**THE PROBLEM**
Return every line below exactly.

Collected data:
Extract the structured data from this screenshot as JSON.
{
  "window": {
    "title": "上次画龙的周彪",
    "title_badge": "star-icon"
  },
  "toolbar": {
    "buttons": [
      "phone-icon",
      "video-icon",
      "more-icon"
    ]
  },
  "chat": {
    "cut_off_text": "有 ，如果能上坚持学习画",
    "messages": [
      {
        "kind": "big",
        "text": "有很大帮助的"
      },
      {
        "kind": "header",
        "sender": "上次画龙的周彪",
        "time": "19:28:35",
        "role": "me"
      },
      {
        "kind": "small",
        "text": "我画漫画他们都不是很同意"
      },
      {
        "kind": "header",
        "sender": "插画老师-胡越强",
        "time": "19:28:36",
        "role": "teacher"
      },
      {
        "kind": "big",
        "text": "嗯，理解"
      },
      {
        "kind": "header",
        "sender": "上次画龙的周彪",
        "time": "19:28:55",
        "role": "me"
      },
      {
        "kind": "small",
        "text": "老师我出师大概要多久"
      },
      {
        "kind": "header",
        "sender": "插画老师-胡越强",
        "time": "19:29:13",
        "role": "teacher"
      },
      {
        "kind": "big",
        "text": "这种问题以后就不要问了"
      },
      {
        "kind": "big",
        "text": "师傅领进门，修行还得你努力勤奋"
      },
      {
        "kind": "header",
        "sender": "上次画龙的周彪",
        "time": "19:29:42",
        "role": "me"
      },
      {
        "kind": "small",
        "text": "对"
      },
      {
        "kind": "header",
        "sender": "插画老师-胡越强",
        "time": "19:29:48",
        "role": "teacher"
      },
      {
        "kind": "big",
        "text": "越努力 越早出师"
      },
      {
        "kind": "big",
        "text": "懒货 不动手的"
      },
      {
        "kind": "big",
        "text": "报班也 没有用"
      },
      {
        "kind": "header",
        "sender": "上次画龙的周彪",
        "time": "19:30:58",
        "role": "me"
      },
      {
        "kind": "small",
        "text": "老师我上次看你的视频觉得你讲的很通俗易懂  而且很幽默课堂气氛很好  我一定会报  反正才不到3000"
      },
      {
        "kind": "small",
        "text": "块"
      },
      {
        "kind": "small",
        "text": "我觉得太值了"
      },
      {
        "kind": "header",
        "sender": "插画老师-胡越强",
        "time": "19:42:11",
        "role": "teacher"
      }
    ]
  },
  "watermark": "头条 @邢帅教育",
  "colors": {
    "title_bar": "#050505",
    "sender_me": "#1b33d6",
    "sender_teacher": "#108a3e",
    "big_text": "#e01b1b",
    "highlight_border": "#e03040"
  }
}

**SOLUTION TO THIS EXERCISE**
Extract the structured data from this screenshot as JSON.
{
  "window": {
    "title": "上次画龙的周彪",
    "title_badge": "star-icon"
  },
  "toolbar": {
    "buttons": [
      "phone-icon",
      "video-icon",
      "more-icon"
    ]
  },
  "chat": {
    "cut_off_text": "有 ，如果能上坚持学习画",
    "messages": [
      {
        "kind": "big",
        "text": "有很大帮助的"
      },
      {
        "kind": "header",
        "sender": "上次画龙的周彪",
        "time": "19:28:35",
        "role": "me"
      },
      {
        "kind": "small",
        "text": "我画漫画他们都不是很同意"
      },
      {
        "kind": "header",
        "sender": "插画老师-胡越强",
        "time": "19:28:36",
        "role": "teacher"
      },
      {
        "kind": "big",
        "text": "嗯，理解"
      },
      {
        "kind": "header",
        "sender": "上次画龙的周彪",
        "time": "19:28:55",
        "role": "me"
      },
      {
        "kind": "small",
        "text": "老师我出师大概要多久"
      },
      {
        "kind": "header",
        "sender": "插画老师-胡越强",
        "time": "19:29:13",
        "role": "teacher"
      },
      {
        "kind": "big",
        "text": "这种问题以后就不要问了"
      },
      {
        "kind": "big",
        "text": "师傅领进门，修行还得你努力勤奋"
      },
      {
        "kind": "header",
        "sender": "上次画龙的周彪",
        "time": "19:29:42",
        "role": "me"
      },
      {
        "kind": "small",
        "text": "对"
      },
      {
        "kind": "header",
        "sender": "插画老师-胡越强",
        "time": "19:29:48",
        "role": "teacher"
      },
      {
        "kind": "big",
        "text": "越努力 越早出师"
      },
      {
        "kind": "big",
        "text": "懒货 不动手的"
      },
      {
        "kind": "big",
        "text": "报班也 没有用"
      },
      {
        "kind": "header",
        "sender": "上次画龙的周彪",
        "time": "19:30:58",
        "role": "me"
      },
      {
        "kind": "small",
        "text": "老师我上次看你的视频觉得你讲的很通俗易懂  而且很幽默课堂气氛很好  我一定会报  反正才不到3000"
      },
      {
        "kind": "small",
        "text": "块"
      },
      {
        "kind": "small",
        "text": "我觉得太值了"
      },
      {
        "kind": "header",
        "sender": "插画老师-胡越强",
        "time": "19:42:11",
        "role": "teacher"
      }
    ]
  },
  "watermark": "头条 @邢帅教育",
  "colors": {
    "title_bar": "#050505",
    "sender_me": "#1b33d6",
    "sender_teacher": "#108a3e",
    "big_text": "#e01b1b",
    "highlight_border": "#e03040"
  }
}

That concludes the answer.